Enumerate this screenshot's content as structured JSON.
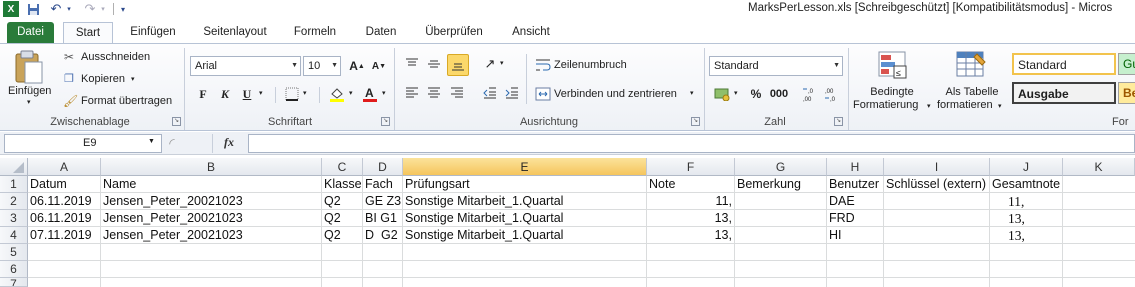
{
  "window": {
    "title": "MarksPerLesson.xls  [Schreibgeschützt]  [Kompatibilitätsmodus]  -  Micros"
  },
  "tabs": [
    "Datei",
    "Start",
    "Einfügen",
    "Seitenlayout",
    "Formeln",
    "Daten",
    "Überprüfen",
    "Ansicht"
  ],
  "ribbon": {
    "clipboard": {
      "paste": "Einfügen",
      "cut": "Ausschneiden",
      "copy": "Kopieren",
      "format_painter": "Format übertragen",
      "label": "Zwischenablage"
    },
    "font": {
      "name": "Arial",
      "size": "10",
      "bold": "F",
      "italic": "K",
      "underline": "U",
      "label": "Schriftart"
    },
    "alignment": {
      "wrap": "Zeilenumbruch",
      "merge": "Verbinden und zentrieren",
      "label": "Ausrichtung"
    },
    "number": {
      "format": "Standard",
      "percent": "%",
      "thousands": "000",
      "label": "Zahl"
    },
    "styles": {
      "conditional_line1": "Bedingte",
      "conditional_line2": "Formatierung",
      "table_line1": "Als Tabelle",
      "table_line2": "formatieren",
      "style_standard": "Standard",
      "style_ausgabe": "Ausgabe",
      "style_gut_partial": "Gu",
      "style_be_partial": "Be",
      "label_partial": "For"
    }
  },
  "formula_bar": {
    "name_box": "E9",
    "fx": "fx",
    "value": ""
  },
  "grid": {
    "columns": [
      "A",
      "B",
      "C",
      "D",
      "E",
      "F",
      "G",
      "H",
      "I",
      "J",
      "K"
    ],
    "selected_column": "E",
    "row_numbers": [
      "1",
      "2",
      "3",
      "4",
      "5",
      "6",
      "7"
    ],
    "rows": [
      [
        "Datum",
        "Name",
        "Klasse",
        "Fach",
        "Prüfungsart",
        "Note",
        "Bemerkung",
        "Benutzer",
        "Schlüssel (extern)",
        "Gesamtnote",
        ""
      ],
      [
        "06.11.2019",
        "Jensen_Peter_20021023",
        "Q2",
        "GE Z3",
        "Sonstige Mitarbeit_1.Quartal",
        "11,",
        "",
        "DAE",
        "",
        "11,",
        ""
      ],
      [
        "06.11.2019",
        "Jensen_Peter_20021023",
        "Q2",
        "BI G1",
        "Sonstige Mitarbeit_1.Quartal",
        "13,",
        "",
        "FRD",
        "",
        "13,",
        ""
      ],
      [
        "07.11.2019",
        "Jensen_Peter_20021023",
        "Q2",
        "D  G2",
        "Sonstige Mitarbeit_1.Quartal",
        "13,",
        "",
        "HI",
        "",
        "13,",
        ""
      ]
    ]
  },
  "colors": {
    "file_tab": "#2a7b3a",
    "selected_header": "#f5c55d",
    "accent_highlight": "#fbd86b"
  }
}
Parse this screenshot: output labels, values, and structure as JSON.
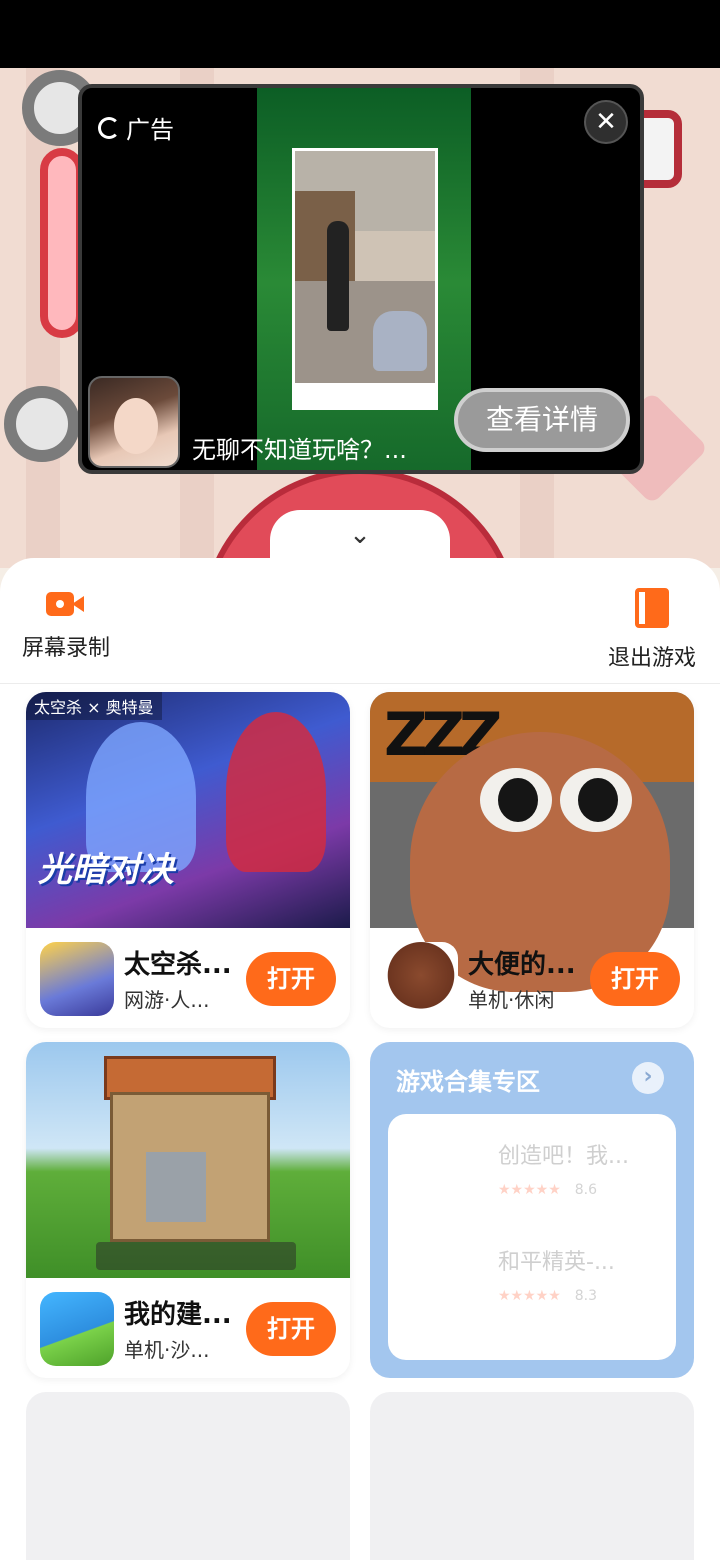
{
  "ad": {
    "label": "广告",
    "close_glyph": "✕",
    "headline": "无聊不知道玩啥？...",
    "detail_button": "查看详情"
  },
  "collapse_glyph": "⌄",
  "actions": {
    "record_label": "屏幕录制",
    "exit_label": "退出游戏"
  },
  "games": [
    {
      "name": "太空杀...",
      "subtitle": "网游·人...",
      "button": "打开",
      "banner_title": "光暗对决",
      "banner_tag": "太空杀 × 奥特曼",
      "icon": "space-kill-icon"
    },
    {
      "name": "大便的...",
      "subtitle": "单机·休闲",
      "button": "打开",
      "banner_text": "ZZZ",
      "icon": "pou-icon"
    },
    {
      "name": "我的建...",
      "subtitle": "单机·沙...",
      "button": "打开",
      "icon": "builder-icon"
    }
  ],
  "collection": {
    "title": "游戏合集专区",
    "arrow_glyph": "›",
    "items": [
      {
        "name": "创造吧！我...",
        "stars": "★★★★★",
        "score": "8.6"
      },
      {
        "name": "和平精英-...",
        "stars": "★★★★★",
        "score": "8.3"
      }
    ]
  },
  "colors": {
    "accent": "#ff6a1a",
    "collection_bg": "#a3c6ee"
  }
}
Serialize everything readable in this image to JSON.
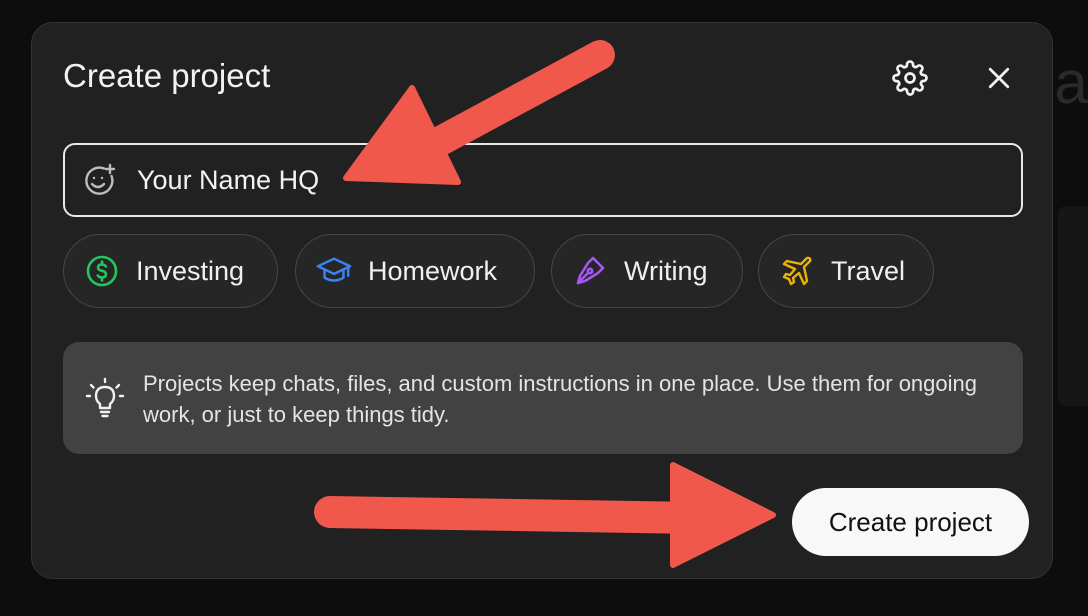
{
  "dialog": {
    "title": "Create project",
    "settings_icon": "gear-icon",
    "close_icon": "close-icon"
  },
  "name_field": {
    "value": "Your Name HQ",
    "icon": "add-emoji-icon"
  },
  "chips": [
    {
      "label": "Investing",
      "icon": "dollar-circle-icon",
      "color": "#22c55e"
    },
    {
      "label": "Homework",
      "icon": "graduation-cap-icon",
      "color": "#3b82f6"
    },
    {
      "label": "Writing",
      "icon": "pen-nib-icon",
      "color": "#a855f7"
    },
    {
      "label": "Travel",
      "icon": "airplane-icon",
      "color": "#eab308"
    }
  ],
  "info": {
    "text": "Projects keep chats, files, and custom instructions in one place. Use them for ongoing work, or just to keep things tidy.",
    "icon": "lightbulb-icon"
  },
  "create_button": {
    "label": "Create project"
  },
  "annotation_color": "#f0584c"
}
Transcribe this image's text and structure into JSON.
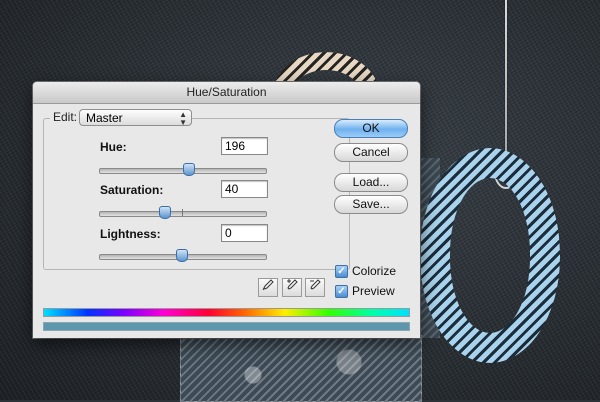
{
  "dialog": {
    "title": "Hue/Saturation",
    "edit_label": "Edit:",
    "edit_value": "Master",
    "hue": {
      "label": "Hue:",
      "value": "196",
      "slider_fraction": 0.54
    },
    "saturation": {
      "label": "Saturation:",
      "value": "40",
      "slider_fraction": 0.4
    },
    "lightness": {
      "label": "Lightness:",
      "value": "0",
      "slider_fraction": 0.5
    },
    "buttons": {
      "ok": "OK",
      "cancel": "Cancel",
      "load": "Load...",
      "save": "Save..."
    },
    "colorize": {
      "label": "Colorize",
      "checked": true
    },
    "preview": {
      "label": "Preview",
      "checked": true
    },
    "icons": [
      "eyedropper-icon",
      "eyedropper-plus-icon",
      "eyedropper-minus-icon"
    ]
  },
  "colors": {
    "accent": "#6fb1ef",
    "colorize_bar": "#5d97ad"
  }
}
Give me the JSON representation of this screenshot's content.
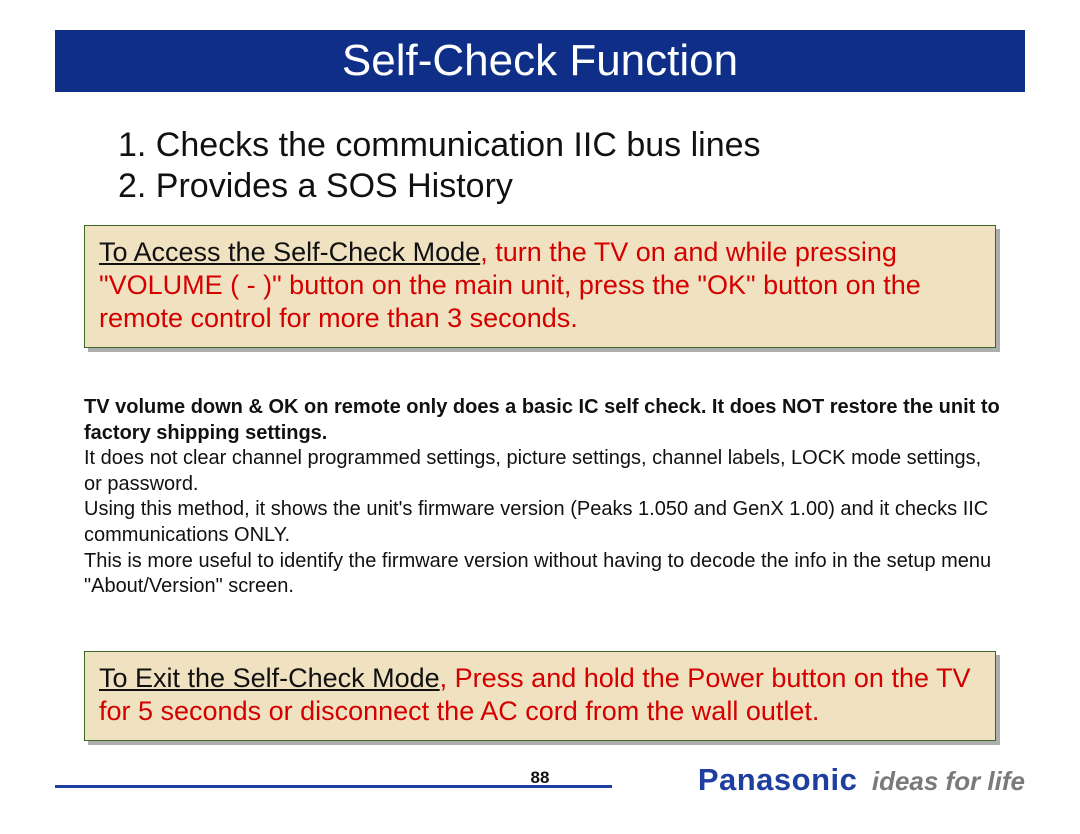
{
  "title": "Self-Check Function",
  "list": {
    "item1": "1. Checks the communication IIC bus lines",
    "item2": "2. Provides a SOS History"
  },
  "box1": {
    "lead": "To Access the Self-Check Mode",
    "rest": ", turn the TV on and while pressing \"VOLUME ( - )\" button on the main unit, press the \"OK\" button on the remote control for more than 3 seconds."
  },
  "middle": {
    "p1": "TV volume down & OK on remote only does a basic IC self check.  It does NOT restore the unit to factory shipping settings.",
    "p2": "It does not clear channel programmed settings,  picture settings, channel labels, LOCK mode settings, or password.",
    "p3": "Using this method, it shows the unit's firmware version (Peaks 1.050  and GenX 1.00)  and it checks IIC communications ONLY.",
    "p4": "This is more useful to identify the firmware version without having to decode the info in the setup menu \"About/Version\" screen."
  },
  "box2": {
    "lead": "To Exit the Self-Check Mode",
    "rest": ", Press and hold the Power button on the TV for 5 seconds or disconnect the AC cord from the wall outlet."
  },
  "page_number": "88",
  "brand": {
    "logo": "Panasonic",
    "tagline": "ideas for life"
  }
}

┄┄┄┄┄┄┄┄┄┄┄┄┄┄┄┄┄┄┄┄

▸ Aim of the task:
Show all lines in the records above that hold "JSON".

▸ Answer space:
Enumerate this screenshot's content as structured JSON.
Parse this screenshot: output labels, values, and structure as JSON.
Serialize everything readable in this image to JSON.
Transcribe this image's text and structure into JSON.
Give me the JSON representation of this screenshot's content.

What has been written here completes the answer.